*Exercise*
Every record, from the first line to the last, needs to be given again exactly.

─── Records to process ───

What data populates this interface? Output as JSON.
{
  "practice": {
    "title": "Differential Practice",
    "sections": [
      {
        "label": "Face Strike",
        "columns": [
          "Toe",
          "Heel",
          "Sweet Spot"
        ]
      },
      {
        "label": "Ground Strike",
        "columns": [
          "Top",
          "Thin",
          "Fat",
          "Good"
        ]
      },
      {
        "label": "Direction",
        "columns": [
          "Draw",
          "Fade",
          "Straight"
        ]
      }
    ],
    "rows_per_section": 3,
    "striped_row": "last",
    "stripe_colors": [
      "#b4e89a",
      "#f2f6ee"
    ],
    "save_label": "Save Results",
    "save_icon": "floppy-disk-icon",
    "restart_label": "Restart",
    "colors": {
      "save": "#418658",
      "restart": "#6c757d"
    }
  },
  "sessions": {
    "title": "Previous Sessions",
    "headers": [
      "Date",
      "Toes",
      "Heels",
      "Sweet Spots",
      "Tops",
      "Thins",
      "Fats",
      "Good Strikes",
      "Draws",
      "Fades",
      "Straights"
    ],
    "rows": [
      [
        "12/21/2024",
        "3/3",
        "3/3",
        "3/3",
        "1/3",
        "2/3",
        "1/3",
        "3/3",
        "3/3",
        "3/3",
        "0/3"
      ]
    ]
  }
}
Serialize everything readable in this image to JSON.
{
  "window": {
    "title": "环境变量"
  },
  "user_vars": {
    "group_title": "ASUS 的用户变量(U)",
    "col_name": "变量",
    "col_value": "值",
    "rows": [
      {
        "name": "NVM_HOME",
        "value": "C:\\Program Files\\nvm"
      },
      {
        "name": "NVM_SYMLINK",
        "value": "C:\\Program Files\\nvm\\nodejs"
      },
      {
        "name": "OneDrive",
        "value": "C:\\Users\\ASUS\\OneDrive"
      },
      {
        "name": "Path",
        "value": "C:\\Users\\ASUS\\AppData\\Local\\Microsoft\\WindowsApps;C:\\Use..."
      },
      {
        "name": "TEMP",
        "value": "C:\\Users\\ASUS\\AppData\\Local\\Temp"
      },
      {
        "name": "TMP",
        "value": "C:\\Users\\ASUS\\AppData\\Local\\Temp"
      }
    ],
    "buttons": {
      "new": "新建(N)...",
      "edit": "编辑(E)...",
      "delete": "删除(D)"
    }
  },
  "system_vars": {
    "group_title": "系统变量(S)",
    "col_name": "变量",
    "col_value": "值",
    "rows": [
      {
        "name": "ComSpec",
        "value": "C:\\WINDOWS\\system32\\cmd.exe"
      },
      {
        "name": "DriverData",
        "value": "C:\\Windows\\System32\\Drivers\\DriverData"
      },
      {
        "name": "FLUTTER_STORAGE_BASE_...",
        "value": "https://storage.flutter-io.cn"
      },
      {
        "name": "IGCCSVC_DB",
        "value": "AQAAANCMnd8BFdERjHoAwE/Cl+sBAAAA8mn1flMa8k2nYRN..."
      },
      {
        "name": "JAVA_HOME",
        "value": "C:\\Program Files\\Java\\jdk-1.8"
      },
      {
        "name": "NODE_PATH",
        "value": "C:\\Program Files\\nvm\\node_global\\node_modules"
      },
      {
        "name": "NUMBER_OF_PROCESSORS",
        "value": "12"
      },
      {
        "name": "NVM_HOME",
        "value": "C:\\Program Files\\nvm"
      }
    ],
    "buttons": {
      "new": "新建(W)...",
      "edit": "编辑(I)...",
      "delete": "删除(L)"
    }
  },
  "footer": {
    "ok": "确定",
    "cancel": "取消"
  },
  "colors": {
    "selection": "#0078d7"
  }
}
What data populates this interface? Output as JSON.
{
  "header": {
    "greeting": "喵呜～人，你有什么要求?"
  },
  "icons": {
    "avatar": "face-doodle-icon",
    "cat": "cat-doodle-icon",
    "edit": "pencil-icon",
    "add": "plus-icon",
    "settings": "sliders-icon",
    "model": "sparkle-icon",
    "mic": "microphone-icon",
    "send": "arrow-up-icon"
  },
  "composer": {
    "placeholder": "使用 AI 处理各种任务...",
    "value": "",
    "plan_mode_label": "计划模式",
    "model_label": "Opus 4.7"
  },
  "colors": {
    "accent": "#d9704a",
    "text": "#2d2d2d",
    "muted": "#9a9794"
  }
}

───

*Exercise response*
What data populates this interface? Output as JSON.
{
  "practice": {
    "title": "Differential Practice",
    "sections": [
      {
        "label": "Face Strike",
        "columns": [
          "Toe",
          "Heel",
          "Sweet Spot"
        ]
      },
      {
        "label": "Ground Strike",
        "columns": [
          "Top",
          "Thin",
          "Fat",
          "Good"
        ]
      },
      {
        "label": "Direction",
        "columns": [
          "Draw",
          "Fade",
          "Straight"
        ]
      }
    ],
    "rows_per_section": 3,
    "striped_row": "last",
    "stripe_colors": [
      "#b4e89a",
      "#f2f6ee"
    ],
    "save_label": "Save Results",
    "save_icon": "floppy-disk-icon",
    "restart_label": "Restart",
    "colors": {
      "save": "#418658",
      "restart": "#6c757d"
    }
  },
  "sessions": {
    "title": "Previous Sessions",
    "headers": [
      "Date",
      "Toes",
      "Heels",
      "Sweet Spots",
      "Tops",
      "Thins",
      "Fats",
      "Good Strikes",
      "Draws",
      "Fades",
      "Straights"
    ],
    "rows": [
      [
        "12/21/2024",
        "3/3",
        "3/3",
        "3/3",
        "1/3",
        "2/3",
        "1/3",
        "3/3",
        "3/3",
        "3/3",
        "0/3"
      ]
    ]
  }
}
Serialize everything readable in this image to JSON.
{
  "window": {
    "title": "环境变量"
  },
  "user_vars": {
    "group_title": "ASUS 的用户变量(U)",
    "col_name": "变量",
    "col_value": "值",
    "rows": [
      {
        "name": "NVM_HOME",
        "value": "C:\\Program Files\\nvm"
      },
      {
        "name": "NVM_SYMLINK",
        "value": "C:\\Program Files\\nvm\\nodejs"
      },
      {
        "name": "OneDrive",
        "value": "C:\\Users\\ASUS\\OneDrive"
      },
      {
        "name": "Path",
        "value": "C:\\Users\\ASUS\\AppData\\Local\\Microsoft\\WindowsApps;C:\\Use..."
      },
      {
        "name": "TEMP",
        "value": "C:\\Users\\ASUS\\AppData\\Local\\Temp"
      },
      {
        "name": "TMP",
        "value": "C:\\Users\\ASUS\\AppData\\Local\\Temp"
      }
    ],
    "buttons": {
      "new": "新建(N)...",
      "edit": "编辑(E)...",
      "delete": "删除(D)"
    }
  },
  "system_vars": {
    "group_title": "系统变量(S)",
    "col_name": "变量",
    "col_value": "值",
    "rows": [
      {
        "name": "ComSpec",
        "value": "C:\\WINDOWS\\system32\\cmd.exe"
      },
      {
        "name": "DriverData",
        "value": "C:\\Windows\\System32\\Drivers\\DriverData"
      },
      {
        "name": "FLUTTER_STORAGE_BASE_...",
        "value": "https://storage.flutter-io.cn"
      },
      {
        "name": "IGCCSVC_DB",
        "value": "AQAAANCMnd8BFdERjHoAwE/Cl+sBAAAA8mn1flMa8k2nYRN..."
      },
      {
        "name": "JAVA_HOME",
        "value": "C:\\Program Files\\Java\\jdk-1.8"
      },
      {
        "name": "NODE_PATH",
        "value": "C:\\Program Files\\nvm\\node_global\\node_modules"
      },
      {
        "name": "NUMBER_OF_PROCESSORS",
        "value": "12"
      },
      {
        "name": "NVM_HOME",
        "value": "C:\\Program Files\\nvm"
      }
    ],
    "buttons": {
      "new": "新建(W)...",
      "edit": "编辑(I)...",
      "delete": "删除(L)"
    }
  },
  "footer": {
    "ok": "确定",
    "cancel": "取消"
  },
  "colors": {
    "selection": "#0078d7"
  }
}
What data populates this interface? Output as JSON.
{
  "header": {
    "greeting": "喵呜～人，你有什么要求?"
  },
  "icons": {
    "avatar": "face-doodle-icon",
    "cat": "cat-doodle-icon",
    "edit": "pencil-icon",
    "add": "plus-icon",
    "settings": "sliders-icon",
    "model": "sparkle-icon",
    "mic": "microphone-icon",
    "send": "arrow-up-icon"
  },
  "composer": {
    "placeholder": "使用 AI 处理各种任务...",
    "value": "",
    "plan_mode_label": "计划模式",
    "model_label": "Opus 4.7"
  },
  "colors": {
    "accent": "#d9704a",
    "text": "#2d2d2d",
    "muted": "#9a9794"
  }
}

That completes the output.